The scariest experience of Luca Ingrassia's young life was probably in February, when he nearly died aboard an American Airlines flight.
The second scariest experience?
I'm betting it was this week, when the 10-year-old flew to Washington D.C. to testify before Congress and talk with senators and representatives. It's all in an effort to change the law to require airlines to carry epinephrine auto injectors, often known as EpiPens, and make it less likely anyone else will go through what he went through as a passenger.
You might recall this story. Ingrassia was on a flight back to the U.S. from Aruba with his mom and three siblings, when he ate a single cashew and quickly went into anaphylactic shock.
A physician's assistant came to his aid, and since there were no EpiPens in the airplane's medical kit, flight attendants had to ask over the P.A. for any other passengers who might have brought one aboard and be wiling to volunteer it.
Fortunately, two passengers came forward, and Ingrassia was treated. Without them, his condition might have been fatal, according to the PA who treated him.
Luca's mom, Francine Ingrassia, said she'd been shocked to learn that while airlines carry Epinephrine, federal law didn't require them to carry EpiPens. She started a petition to change the law, which garnered more than 100,000 signatures.
Its success brought them to the attention of an advocacy group called Allergy and Asthma Network, which invited them to Washington to speak about their experience to lawmakers and staff.
By all accounts, Luca's performance on the Hill--he wrote a speech and delivered it seven times during the course of the one-day outreach event, in one-on-one meetings with several senators and members of congress, and at a pair of events with between 100 and 150 people in the audience--became the main draw.
"I would definitely not be here if there were no Epipens on board," Luca said in the speech. "If a 10-year-old knows the risks, all airlines should."
The president and CEO of Allergy and Asthma Network, Tonya Winders, told me her organization believes they could be close to getting a change in the law to require airlines to carry Epipens in their onboard medical kits.
Their strategy has been to include the rule within the reauthorization for the Federal Aviation Administration. Winders said she'd hopeful it will happen this summer.
"Nobody is opposing it, and we are extremely optimistic," she said, adding that one of the cosponsors of the bill told her that "in a time when very things are getting through Congress, we think this is going to happen."
Luca Ingrassia, a fourth grader at Stratford School in Garden City, N.Y., said the whole experience of going to Washington and sharing his story was "amazing," Luca told me, adding: "I think they agree with us [be]cause they want everyone to feel safe.
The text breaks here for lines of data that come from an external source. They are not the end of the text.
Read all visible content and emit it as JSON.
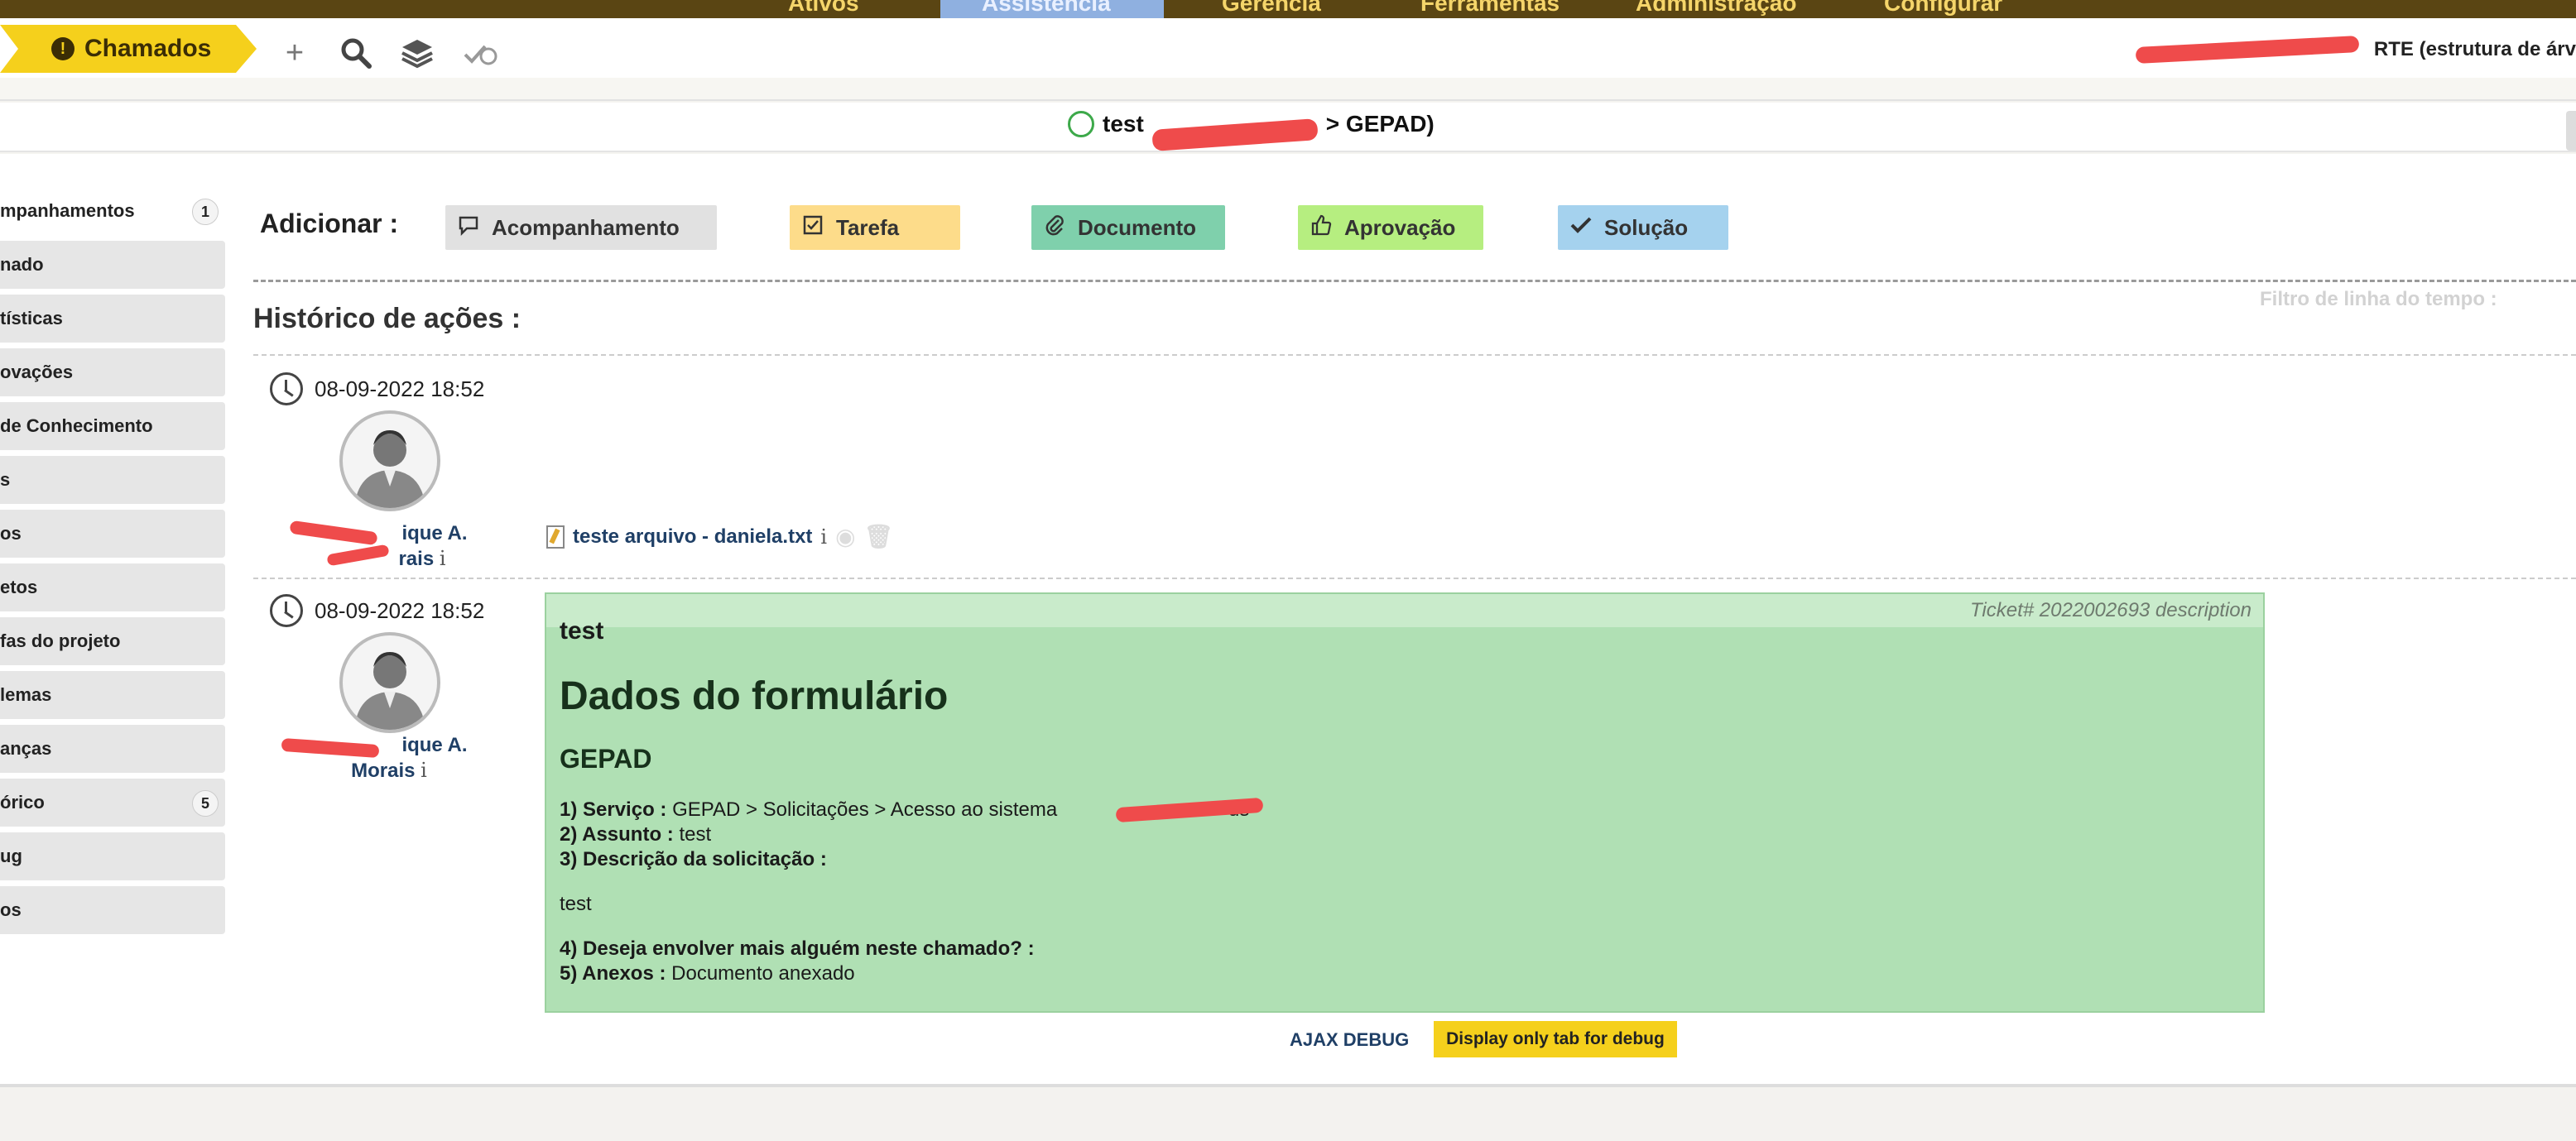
{
  "topbar": {
    "menu": [
      "Ativos",
      "Assistência",
      "Gerência",
      "Ferramentas",
      "Administração",
      "Configurar"
    ],
    "active_index": 1
  },
  "toolbar": {
    "tab_label": "Chamados",
    "icons": [
      "plus-icon",
      "search-icon",
      "layers-icon",
      "check-history-icon"
    ],
    "user_info": "RTE (estrutura de árv"
  },
  "ticket": {
    "title_prefix": "test",
    "title_path": "> GEPAD)"
  },
  "sidebar": {
    "items": [
      {
        "label": "mpanhamentos",
        "count": "1"
      },
      {
        "label": "nado",
        "count": ""
      },
      {
        "label": "tísticas",
        "count": ""
      },
      {
        "label": "ovações",
        "count": ""
      },
      {
        "label": "de Conhecimento",
        "count": ""
      },
      {
        "label": "s",
        "count": ""
      },
      {
        "label": "os",
        "count": ""
      },
      {
        "label": "etos",
        "count": ""
      },
      {
        "label": "fas do projeto",
        "count": ""
      },
      {
        "label": "lemas",
        "count": ""
      },
      {
        "label": "anças",
        "count": ""
      },
      {
        "label": "órico",
        "count": "5"
      },
      {
        "label": "ug",
        "count": ""
      },
      {
        "label": "os",
        "count": ""
      }
    ]
  },
  "add": {
    "label": "Adicionar :",
    "buttons": [
      {
        "label": "Acompanhamento",
        "icon": "speech-bubble-icon",
        "color": "#e1e1e1"
      },
      {
        "label": "Tarefa",
        "icon": "checkbox-icon",
        "color": "#fddc8a"
      },
      {
        "label": "Documento",
        "icon": "paperclip-icon",
        "color": "#7fd0ac"
      },
      {
        "label": "Aprovação",
        "icon": "thumbs-up-icon",
        "color": "#b6ee80"
      },
      {
        "label": "Solução",
        "icon": "checkmark-icon",
        "color": "#a5d2ee"
      }
    ]
  },
  "history": {
    "title": "Histórico de ações :",
    "filter": "Filtro de linha do tempo :",
    "entries": [
      {
        "date": "08-09-2022 18:52",
        "author_line1": "ique A.",
        "author_line2": "rais",
        "document": "teste arquivo - daniela.txt"
      },
      {
        "date": "08-09-2022 18:52",
        "author_line1": "ique A.",
        "author_line2": "Morais"
      }
    ]
  },
  "description": {
    "meta": "Ticket# 2022002693 description",
    "title": "test",
    "form_title": "Dados do formulário",
    "section": "GEPAD",
    "q1_label": "1) Serviço :",
    "q1_value": "GEPAD > Solicitações > Acesso ao sistema",
    "q1_tail": "us",
    "q2_label": "2) Assunto :",
    "q2_value": "test",
    "q3_label": "3) Descrição da solicitação :",
    "q3_value": "test",
    "q4_label": "4) Deseja envolver mais alguém neste chamado? :",
    "q5_label": "5) Anexos :",
    "q5_value": "Documento anexado"
  },
  "debug": {
    "ajax_label": "AJAX DEBUG",
    "tab_button": "Display only tab for debug"
  }
}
I think they will make it a law."
It's important to point out that the issue isn't particular to American Airlines, his mother said, and pointed out that the flight crew did a great job given that their airplane didn't have the equipment the needed.
Although, when I asked what airline they flew to Washington from New York this week, she laughed.
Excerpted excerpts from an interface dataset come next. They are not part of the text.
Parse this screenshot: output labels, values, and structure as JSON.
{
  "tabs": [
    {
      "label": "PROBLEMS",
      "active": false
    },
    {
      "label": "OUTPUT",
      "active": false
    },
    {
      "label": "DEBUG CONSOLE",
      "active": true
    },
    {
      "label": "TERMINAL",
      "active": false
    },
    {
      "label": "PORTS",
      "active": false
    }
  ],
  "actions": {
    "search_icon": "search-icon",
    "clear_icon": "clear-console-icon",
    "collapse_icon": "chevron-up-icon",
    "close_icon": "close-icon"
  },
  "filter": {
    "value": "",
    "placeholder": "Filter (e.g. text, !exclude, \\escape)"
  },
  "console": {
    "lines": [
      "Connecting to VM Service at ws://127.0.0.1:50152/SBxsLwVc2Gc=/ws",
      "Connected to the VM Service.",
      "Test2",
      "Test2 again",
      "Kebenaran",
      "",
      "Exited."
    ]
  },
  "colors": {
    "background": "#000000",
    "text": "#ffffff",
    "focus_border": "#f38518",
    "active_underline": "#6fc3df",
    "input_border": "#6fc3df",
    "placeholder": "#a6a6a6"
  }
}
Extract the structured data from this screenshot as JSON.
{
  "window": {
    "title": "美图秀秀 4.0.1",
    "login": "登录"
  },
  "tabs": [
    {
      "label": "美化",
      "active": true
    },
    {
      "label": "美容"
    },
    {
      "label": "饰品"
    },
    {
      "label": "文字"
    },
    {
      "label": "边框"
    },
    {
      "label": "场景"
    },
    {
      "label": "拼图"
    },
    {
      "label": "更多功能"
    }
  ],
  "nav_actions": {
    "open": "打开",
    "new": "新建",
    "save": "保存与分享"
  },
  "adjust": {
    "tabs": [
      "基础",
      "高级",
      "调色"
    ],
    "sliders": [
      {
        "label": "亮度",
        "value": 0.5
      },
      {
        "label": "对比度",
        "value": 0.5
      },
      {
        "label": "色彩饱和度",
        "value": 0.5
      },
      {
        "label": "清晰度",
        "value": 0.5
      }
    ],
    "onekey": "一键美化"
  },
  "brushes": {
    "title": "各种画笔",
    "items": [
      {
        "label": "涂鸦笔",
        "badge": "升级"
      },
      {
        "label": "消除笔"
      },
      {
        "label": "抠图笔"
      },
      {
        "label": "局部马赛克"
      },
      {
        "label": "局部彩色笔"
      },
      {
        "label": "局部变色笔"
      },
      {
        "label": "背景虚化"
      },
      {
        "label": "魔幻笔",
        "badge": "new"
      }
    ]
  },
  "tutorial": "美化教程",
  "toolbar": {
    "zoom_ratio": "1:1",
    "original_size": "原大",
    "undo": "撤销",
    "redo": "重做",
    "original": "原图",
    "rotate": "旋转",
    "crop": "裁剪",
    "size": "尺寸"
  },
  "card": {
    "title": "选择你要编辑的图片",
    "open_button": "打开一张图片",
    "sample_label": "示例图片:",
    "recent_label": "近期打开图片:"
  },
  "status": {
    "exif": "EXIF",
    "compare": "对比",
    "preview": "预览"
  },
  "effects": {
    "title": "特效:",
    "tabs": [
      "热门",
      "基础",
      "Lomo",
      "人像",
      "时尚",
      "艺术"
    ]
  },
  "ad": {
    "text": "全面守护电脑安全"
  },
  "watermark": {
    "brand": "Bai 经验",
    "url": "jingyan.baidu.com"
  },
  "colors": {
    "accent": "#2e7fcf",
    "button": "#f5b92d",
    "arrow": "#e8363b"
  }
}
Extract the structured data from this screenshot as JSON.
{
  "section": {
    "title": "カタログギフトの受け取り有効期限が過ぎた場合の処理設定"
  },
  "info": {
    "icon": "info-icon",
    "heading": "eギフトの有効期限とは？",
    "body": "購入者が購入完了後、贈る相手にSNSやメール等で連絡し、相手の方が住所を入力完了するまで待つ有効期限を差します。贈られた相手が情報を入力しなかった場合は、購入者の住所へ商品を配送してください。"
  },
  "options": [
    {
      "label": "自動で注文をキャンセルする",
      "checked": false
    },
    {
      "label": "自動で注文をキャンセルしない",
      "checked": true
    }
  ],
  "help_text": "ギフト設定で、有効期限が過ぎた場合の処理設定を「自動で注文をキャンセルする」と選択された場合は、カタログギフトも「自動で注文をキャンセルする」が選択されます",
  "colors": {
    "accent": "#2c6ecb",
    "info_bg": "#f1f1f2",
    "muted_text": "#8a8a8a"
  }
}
"Actually, we took Delta," she said. "They didn't serve any nuts at all."